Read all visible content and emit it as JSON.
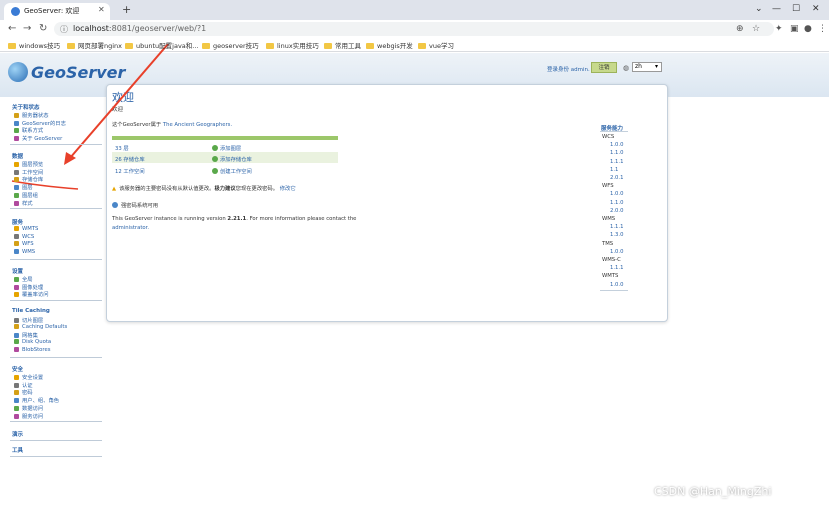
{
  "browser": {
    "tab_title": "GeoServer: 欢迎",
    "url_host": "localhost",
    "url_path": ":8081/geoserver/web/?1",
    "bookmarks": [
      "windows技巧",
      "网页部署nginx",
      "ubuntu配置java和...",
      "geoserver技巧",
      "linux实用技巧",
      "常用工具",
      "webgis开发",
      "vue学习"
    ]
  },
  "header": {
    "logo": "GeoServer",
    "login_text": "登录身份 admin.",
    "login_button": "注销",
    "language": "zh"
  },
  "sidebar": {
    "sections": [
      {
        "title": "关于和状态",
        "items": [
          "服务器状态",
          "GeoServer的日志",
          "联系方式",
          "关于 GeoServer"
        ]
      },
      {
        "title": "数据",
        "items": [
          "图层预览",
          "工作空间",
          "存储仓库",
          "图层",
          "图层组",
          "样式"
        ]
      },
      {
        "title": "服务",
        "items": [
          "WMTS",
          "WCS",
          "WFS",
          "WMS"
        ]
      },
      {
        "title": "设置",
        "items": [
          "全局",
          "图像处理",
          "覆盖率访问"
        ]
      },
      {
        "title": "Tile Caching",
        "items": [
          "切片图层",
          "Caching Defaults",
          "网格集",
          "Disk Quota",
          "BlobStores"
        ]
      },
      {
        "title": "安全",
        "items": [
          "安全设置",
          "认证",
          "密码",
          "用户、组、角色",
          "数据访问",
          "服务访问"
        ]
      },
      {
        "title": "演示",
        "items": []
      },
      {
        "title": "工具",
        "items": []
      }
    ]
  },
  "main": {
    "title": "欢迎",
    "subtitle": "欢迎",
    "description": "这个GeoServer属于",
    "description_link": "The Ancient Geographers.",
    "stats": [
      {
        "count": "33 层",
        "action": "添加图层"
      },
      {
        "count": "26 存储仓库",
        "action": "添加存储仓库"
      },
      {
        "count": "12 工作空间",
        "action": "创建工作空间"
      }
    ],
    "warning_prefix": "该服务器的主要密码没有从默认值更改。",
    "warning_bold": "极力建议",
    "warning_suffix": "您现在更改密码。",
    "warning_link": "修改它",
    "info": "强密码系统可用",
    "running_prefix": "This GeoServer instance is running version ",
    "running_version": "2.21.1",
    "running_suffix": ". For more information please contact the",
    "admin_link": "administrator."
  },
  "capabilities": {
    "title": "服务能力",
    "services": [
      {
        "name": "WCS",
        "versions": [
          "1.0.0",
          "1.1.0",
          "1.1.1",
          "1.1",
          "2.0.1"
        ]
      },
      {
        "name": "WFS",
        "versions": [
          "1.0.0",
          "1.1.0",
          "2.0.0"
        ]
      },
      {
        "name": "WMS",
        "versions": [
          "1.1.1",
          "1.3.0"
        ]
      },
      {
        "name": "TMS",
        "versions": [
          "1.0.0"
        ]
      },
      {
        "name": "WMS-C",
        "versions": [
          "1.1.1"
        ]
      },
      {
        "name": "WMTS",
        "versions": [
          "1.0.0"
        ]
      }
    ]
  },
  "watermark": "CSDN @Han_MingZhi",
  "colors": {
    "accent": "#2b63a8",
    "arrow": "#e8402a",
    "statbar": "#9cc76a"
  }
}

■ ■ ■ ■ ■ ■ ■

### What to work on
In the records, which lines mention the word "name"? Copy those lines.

### Solved problem
        "name": "WCS",
        "name": "WFS",
        "name": "WMS",
        "name": "TMS",
        "name": "WMS-C",
        "name": "WMTS",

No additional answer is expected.